“You need not tell me anything but that it was old Martha’s fault, Mrs. Dr. dear.” she told Anne. “I suppose that poor little child had no decent stockings to wear. I suppose every stocking she had was in holes, as you know very well they generally are. And I think, Mrs. Dr. dear, that the Ladies’ Aid would be better employed in knitting some for them than in fighting over the new carpet for the pulpit platform. I am not a Ladies’ Aider, but I shall knit Faith two pairs of stockings, out of this nice black yarn, as fast as my fingers can move and that you may tie to. Never shall I forget my sensations, Mrs. Dr. dear, when I saw a minister’s child walking up the aisle of our church with no stockings on. I really did not know what way to look.”
“And the church was just full of Methodists yesterday, too,” groaned Miss Cornelia, who had come up to the Glen to do some shopping and run into Ingleside to talk the affair over. “I don’t know how it is, but just as sure as those manse children do something especially awful the church is sure to be crowded with Methodists. I thought Mrs. Deacon Hazard’s eyes would drop out of her head. When she came out of church she said, ’Well, that exhibition was no more than decent. I do pity the Presbyterians.’ And we just had to take it. There was nothing one could say.”

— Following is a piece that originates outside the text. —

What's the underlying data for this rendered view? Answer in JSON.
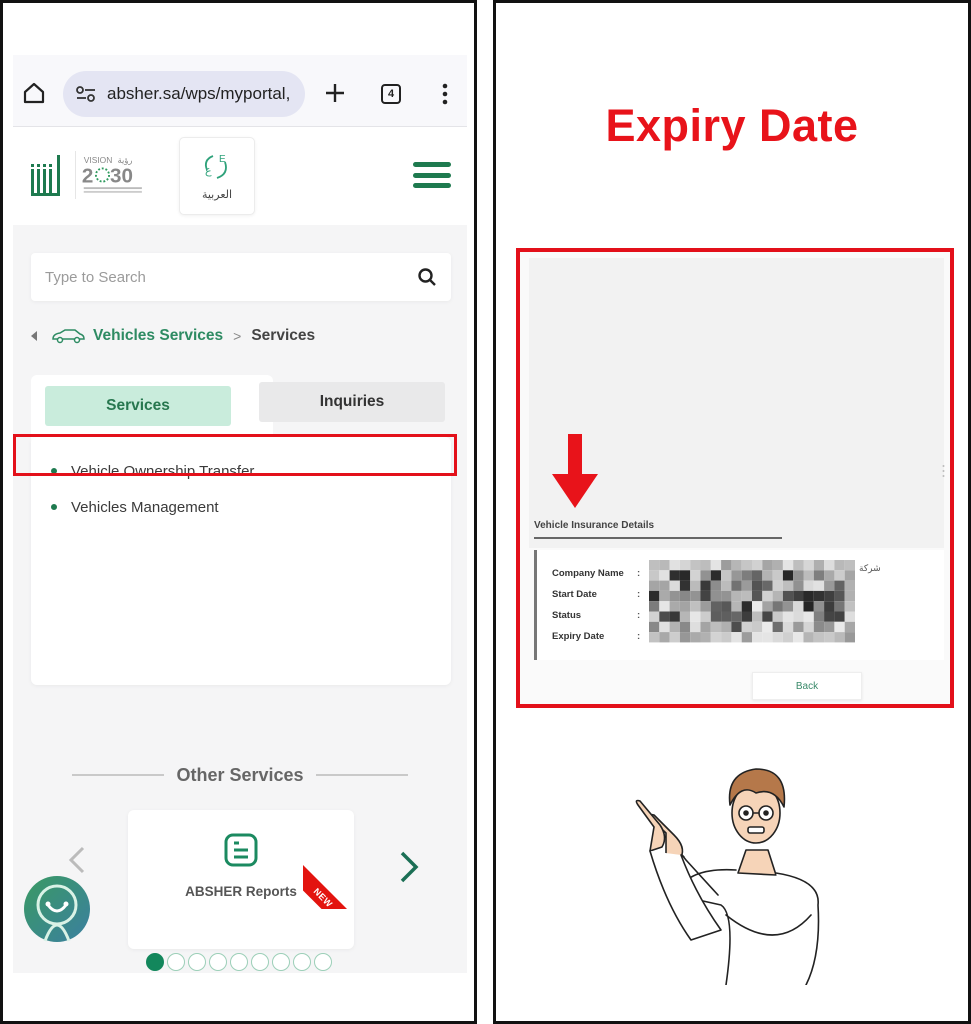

“There was something I could have said, Mrs. Dr. dear, if I had heard her,” said Susan grimly. “I would have said, for one thing, that in my opinion clean bare legs were quite as decent as holes. And I would have said, for another, that the Presbyterians did not feel greatly in need of pity seeing that they had a minister who could preach and the Methodists had not. I could have squelched Mrs. Deacon Hazard, Mrs. Dr dear, and that you may tie to.”